Let me first address a couple of things. I am white. I am not trying to speak for people of color. The ideas in this article apply no less to me than they do to the next white person. We as a society need to do a better job of being conscious of the conversation at hand.
First of all, everybody sees race. Unless you are physically blind, you see race. Saying you don't see race is like talking to Megan Fox and after, saying you don't remember if she was a man or a woman, or talking to someone and not knowing whether they were 70 or seven. I get it. "Not seeing race" is probably just a metaphor for you trying to say that race shouldn't matter and while certainly people should not be defined or stereotyped based on their race, race isn't invisible, nor is it unimportant.
Race can be a core element to how someone identifies themselves. Different cultures make our society more diverse and unique. That's what the whole "melting pot" thing is about, right? Saying you don't see race groups every person of every different and unique nationality and culture into one assimilated group. We will never be able to learn, grow and advance as a society without the ability to express our culture and accept cultures that are different from our own. Bringing new ideas to the table is how we can collaborate and figure out what's best for all of us.
Look, we know you mean well, but saying you don't see race could do more harm than good. By saying you don't see race, you're unintentionally ignoring that there is a race problem and shutting down any opportunity for open discussion on race and culture.
Saying you don't see race is up there with "but I have a black friend" on the list of bad excuses.
According to Robin DiAngelo, white people suffer from a bad case of white fragility. It's so hard to talk to white people about racism because it makes us uncomfortable, and although the majority of us probably aren't racist, we are still benefiting from the systematic racism of other people of our race. When people of color try to talk to us about race, we break down. We're afraid to have a conversation that could make us seem like a bad person. Whether or not a person has racist viewpoints about an issue has become associated with whether that person is morally good or bad.
Saying you don't see race is just another defensive mechanism to get us out of a conversation. That's it. How does one continue a conversation about race with you when you outwardly deny that race even exists? On the surface, "not seeing race" makes you the epitome of being a moral person. You are so far advanced that race has so little meaning to you that you legitimately just don't see it all together. But if you dig a little deeper, we come to the realization that this is just another way to avoid the conversation.
We all want to believe that we are good, moral people who mean well. Participating in race discussions makes white people hyper aware of their privilege and scares us into thinking any slip-up could cause others to perceive us as racist and thus, immoral people. We have to be able to work through the discomfort and speak candidly because, without the opportunity for open debate, we are offered no feedback and the chance to change our biases is taken away.
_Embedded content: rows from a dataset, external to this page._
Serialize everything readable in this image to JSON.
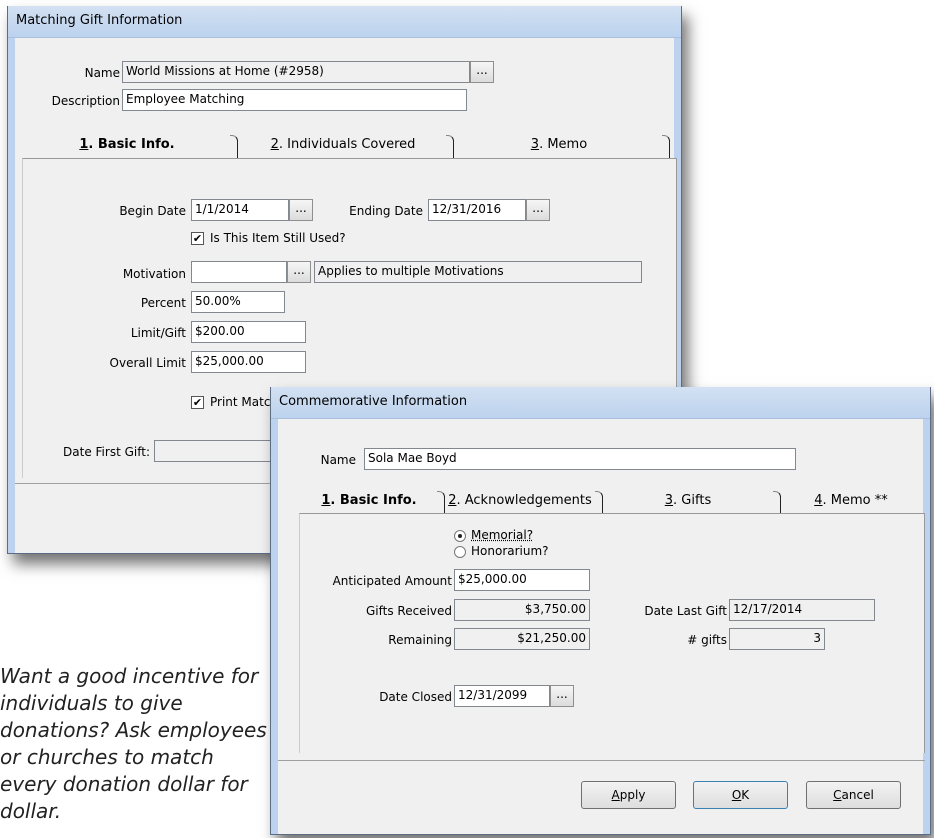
{
  "matching": {
    "title": "Matching Gift Information",
    "name_label": "Name",
    "name_value": "World Missions at Home (#2958)",
    "description_label": "Description",
    "description_value": "Employee Matching",
    "tabs": [
      {
        "num": "1",
        "rest": ". Basic Info."
      },
      {
        "num": "2",
        "rest": ". Individuals Covered"
      },
      {
        "num": "3",
        "rest": ". Memo"
      }
    ],
    "begin_date_label": "Begin Date",
    "begin_date_value": "1/1/2014",
    "ending_date_label": "Ending Date",
    "ending_date_value": "12/31/2016",
    "still_used_label": "Is This Item Still Used?",
    "motivation_label": "Motivation",
    "motivation_value": "",
    "motivation_desc": "Applies to multiple Motivations",
    "percent_label": "Percent",
    "percent_value": "50.00%",
    "limit_gift_label": "Limit/Gift",
    "limit_gift_value": "$200.00",
    "overall_limit_label": "Overall Limit",
    "overall_limit_value": "$25,000.00",
    "print_label": "Print Matc",
    "date_first_gift_label": "Date First Gift:",
    "date_first_gift_value": ""
  },
  "commemorative": {
    "title": "Commemorative Information",
    "name_label": "Name",
    "name_value": "Sola Mae Boyd",
    "tabs": [
      {
        "num": "1",
        "rest": ". Basic Info."
      },
      {
        "num": "2",
        "rest": ". Acknowledgements"
      },
      {
        "num": "3",
        "rest": ". Gifts"
      },
      {
        "num": "4",
        "rest": ". Memo **"
      }
    ],
    "memorial_label": "Memorial?",
    "honorarium_label": "Honorarium?",
    "anticipated_label": "Anticipated Amount",
    "anticipated_value": "$25,000.00",
    "gifts_received_label": "Gifts Received",
    "gifts_received_value": "$3,750.00",
    "remaining_label": "Remaining",
    "remaining_value": "$21,250.00",
    "date_last_gift_label": "Date Last Gift",
    "date_last_gift_value": "12/17/2014",
    "num_gifts_label": "# gifts",
    "num_gifts_value": "3",
    "date_closed_label": "Date Closed",
    "date_closed_value": "12/31/2099",
    "apply_u": "A",
    "apply_rest": "pply",
    "ok_u": "O",
    "ok_rest": "K",
    "cancel_u": "C",
    "cancel_rest": "ancel"
  },
  "caption": "Want a good incentive for individuals to give donations? Ask employees or churches to match every donation dollar for dollar.",
  "ellipsis": "...",
  "check_mark": "✔"
}
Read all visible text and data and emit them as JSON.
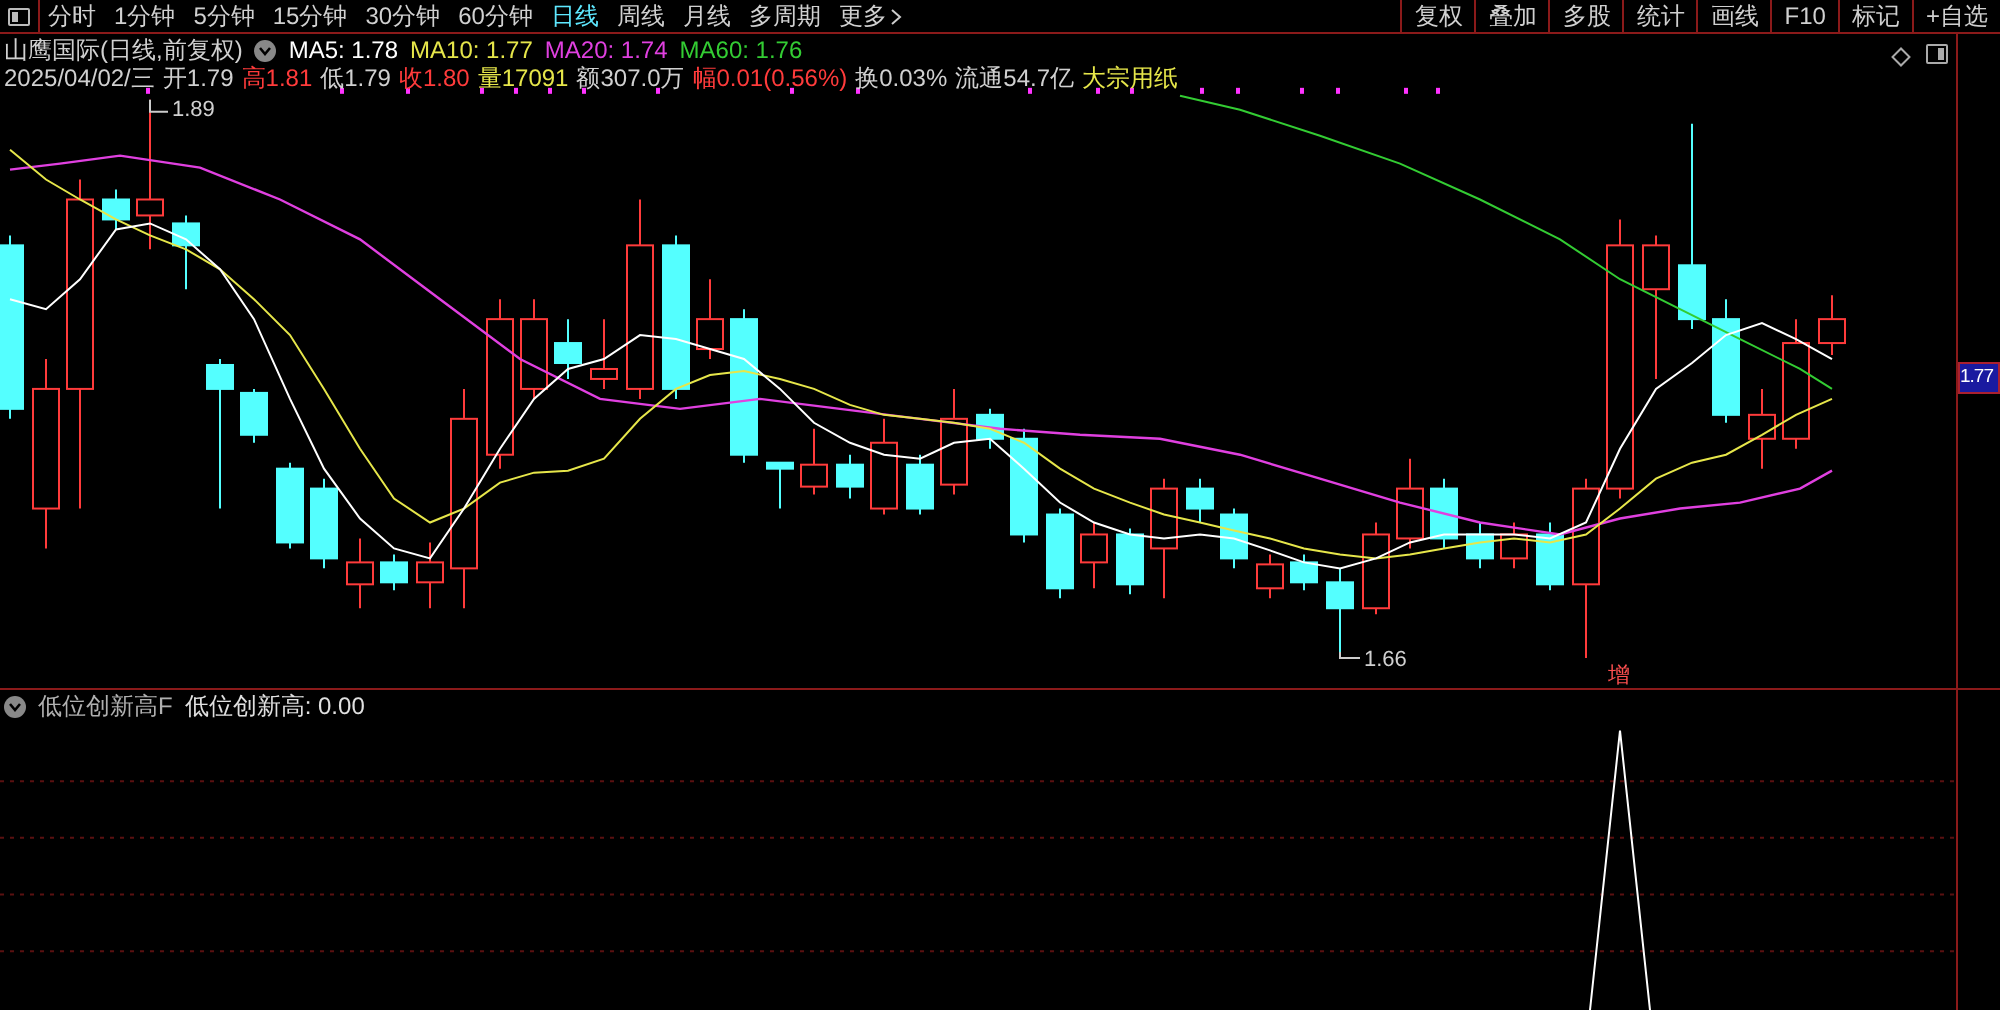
{
  "toolbar": {
    "periods": [
      {
        "label": "分时",
        "selected": false
      },
      {
        "label": "1分钟",
        "selected": false
      },
      {
        "label": "5分钟",
        "selected": false
      },
      {
        "label": "15分钟",
        "selected": false
      },
      {
        "label": "30分钟",
        "selected": false
      },
      {
        "label": "60分钟",
        "selected": false
      },
      {
        "label": "日线",
        "selected": true
      },
      {
        "label": "周线",
        "selected": false
      },
      {
        "label": "月线",
        "selected": false
      },
      {
        "label": "多周期",
        "selected": false
      },
      {
        "label": "更多",
        "selected": false
      }
    ],
    "tools": [
      "复权",
      "叠加",
      "多股",
      "统计",
      "画线",
      "F10",
      "标记",
      "+自选"
    ]
  },
  "stock": {
    "title": "山鹰国际(日线,前复权)",
    "ma": [
      {
        "label": "MA5: 1.78",
        "color": "#ffffff"
      },
      {
        "label": "MA10: 1.77",
        "color": "#e6e64a"
      },
      {
        "label": "MA20: 1.74",
        "color": "#e040e0"
      },
      {
        "label": "MA60: 1.76",
        "color": "#33cc33"
      }
    ]
  },
  "quote": {
    "date": "2025/04/02/三",
    "items": [
      {
        "label": "开",
        "value": "1.79",
        "color": "#d0d0d0"
      },
      {
        "label": "高",
        "value": "1.81",
        "color": "#ff3b3b"
      },
      {
        "label": "低",
        "value": "1.79",
        "color": "#d0d0d0"
      },
      {
        "label": "收",
        "value": "1.80",
        "color": "#ff3b3b"
      },
      {
        "label": "量",
        "value": "17091",
        "color": "#e6e64a"
      },
      {
        "label": "额",
        "value": "307.0万",
        "color": "#d0d0d0"
      },
      {
        "label": "幅",
        "value": "0.01(0.56%)",
        "color": "#ff3b3b"
      },
      {
        "label": "换",
        "value": "0.03%",
        "color": "#d0d0d0"
      },
      {
        "label": "流通",
        "value": "54.7亿",
        "color": "#d0d0d0"
      }
    ],
    "sector": "大宗用纸"
  },
  "chart": {
    "high_label": "1.89",
    "low_label": "1.66",
    "signal_label": "增",
    "axis_label": "1.77"
  },
  "indicator": {
    "name": "低位创新高F",
    "reading": "低位创新高: 0.00"
  }
}
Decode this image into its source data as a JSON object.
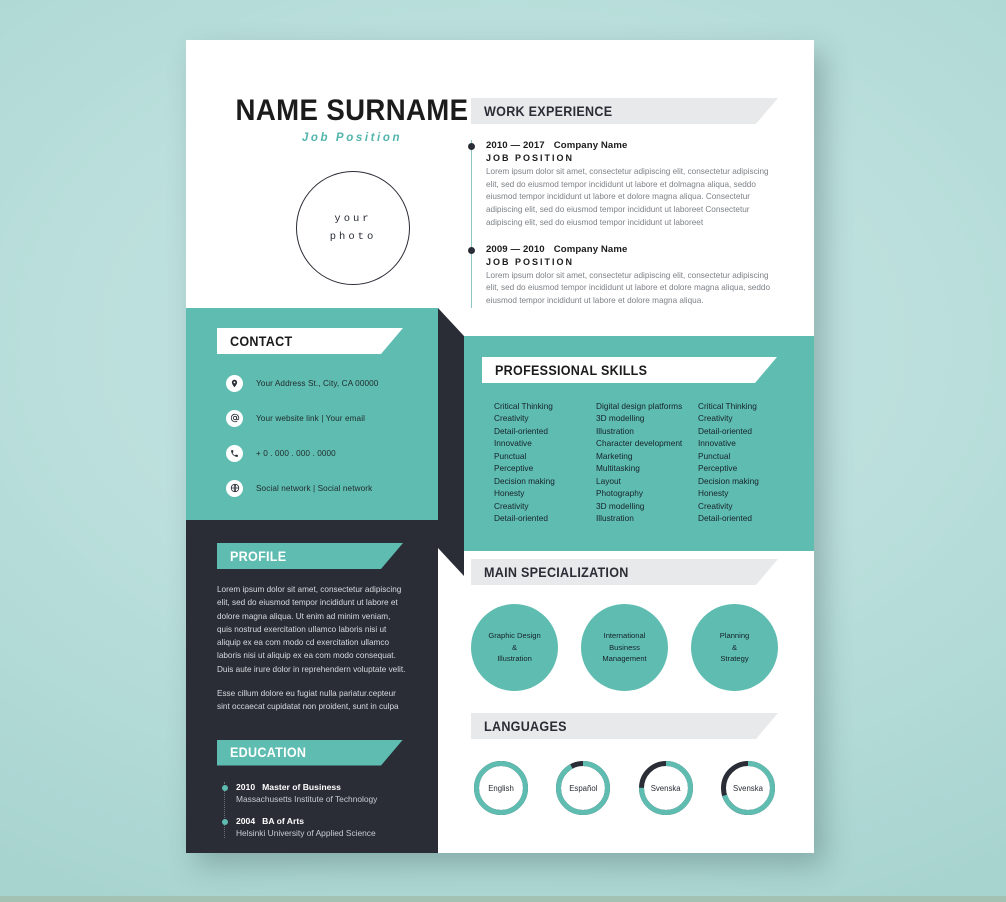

We have to be able to talk about race in order to make any progress, and when white people shut down the conversation by saying things like "race doesn't matter" or "I don't see race," we're saying we want things to stay the way they are. These discussions are immensely important. When white people are not a part of the race conversation, we do not move forward as a society. Whether or not we chose to admit it, white people are privileged in some way, shape or form in our culture. White people are overwhelmingly a powerful group and have the power to do something about the racism.
It's time we start thinking critically about how we address today's race issues and learn how to deal with the uncomfortable feelings assoicated with discussing race. As a society, we need to do better.